Nigeria’s 2024 Budget: Assessing ‘Renewed Hope’ for Agriculture

The “Renewed Hope” budget for 2024 is currently being examined for its potential effects on the agricultural industry, particularly in relation to the allocated funds for the sector.

Although the agricultural sector is among the top 10 ministries with the highest earmarks, totaling N362.94 billion, it only accounts for 1.32 percent of the total budget of N27.5 trillion.

In comparison to the 2023 budget, where N228.4 billion was allocated to the agricultural sector, representing 1.05 percent of the total budget of N21.83 trillion, the 2024 budget allocates 134.54 billion more than the previous year.

This allocation has raised concerns among various stakeholders in the agricultural sector. In a joint conference held in Abuja, involving ActionAid Nigeria (AAN), Small-Scale Women Farmers Organization in Nigeria (SWOFON), and other agricultural sector stakeholders, groups such as Comprehensive Africa Agriculture Development Programme (CAADP), the Non-State Actors Coalition (CNC), and ONE expressed dissatisfaction with the allocated fund, representing 1.32 percent of the total budget.

The significance of the agricultural sector in Nigeria cannot be underestimated. The sector is the second-highest contributor to the real Gross Domestic Product (GDP) among non-oil sectors in the third quarter (Q3) of 2023.

The significance of the agricultural sector in Nigeria cannot be underestimated. The sector is the second-highest contributor to the real Gross Domestic Product (GDP) among non-oil sectors in the third quarter (Q3) of 2023.

Read also: 2024 Budget faces breakneck pace as legislators rush to meet December 30 target

The performance of the GDP in Q3 2023 was mainly driven by the Services sector, which grew by 3.99 percent and contributed 52.70 percent to the aggregate GDP. The agriculture sector grew by 1.30 percent, contributing 29.31 percent to real GDP, while industries contributed 18.00 percent. Despite a slight decrease compared to the growth in Q3 2022, the agricultural sector remains vital.

Experts argue that the inadequate budgetary allocation to Nigeria’s agriculture cannot address issues related to mechanisation, rehabilitation of irrigation facilities and dams, storage, and research and development, negatively impacting farmers’ productivity. BusinessDay earlier reports.

Government-initiated policies, such as the Anchor Borrowers Program (ABP) and the National Agricultural Technology and Innovation Plan (NATIP), aim to diversify the economy away from oil.

Despite these policies, the agricultural sector in Nigeria faces challenges such as heavy importation, climate change, flooding, desertification of crop and grazing land, extremist insurgencies, and conflicts between herdsmen and local farmers.

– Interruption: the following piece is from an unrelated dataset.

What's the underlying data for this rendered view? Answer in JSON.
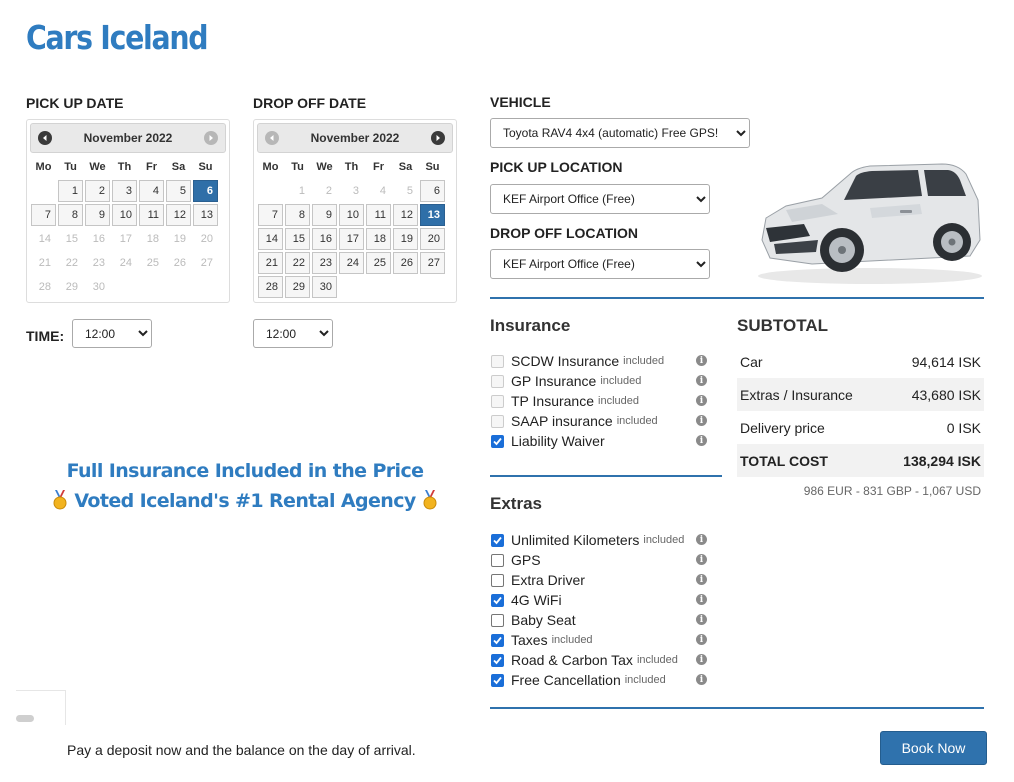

According to a report by the International Trade Administration (ITA), Nigeria relies on $10 billion of imports to address food and agricultural production shortfalls, with major sources being Europe, Asia, the United States, South America, and South Africa.

Read also: “…and he referred to the 2024 National Budget as ‘Renewed Hope’”

Violence, armed banditry, and kidnappings have affected food access in Nigeria, particularly in the northern regions. Currently, 8.4 million people in these areas face food insecurity. Boko Haram terrorists, bandits, and armed herders have forced over 78,000 farmers to abandon their farmlands, disrupting farming activities. BusinessDay earlier reports

These challenges have exacerbated threats to food security, leading to a rise in food inflation to 32.84 percent as of November 2023, compared to 24.13 percent in November 2022. This increase in the cost of living has fueled poverty.

Salihu Mustapha, Chairman of the Senate Committee on Agriculture Production, Services, and Rural Development, emphasises “the agricultural sector’s potential to lift millions of Nigerians out of poverty and provide essential food security.” He stresses the sector’s importance in national economic policies and future budgets.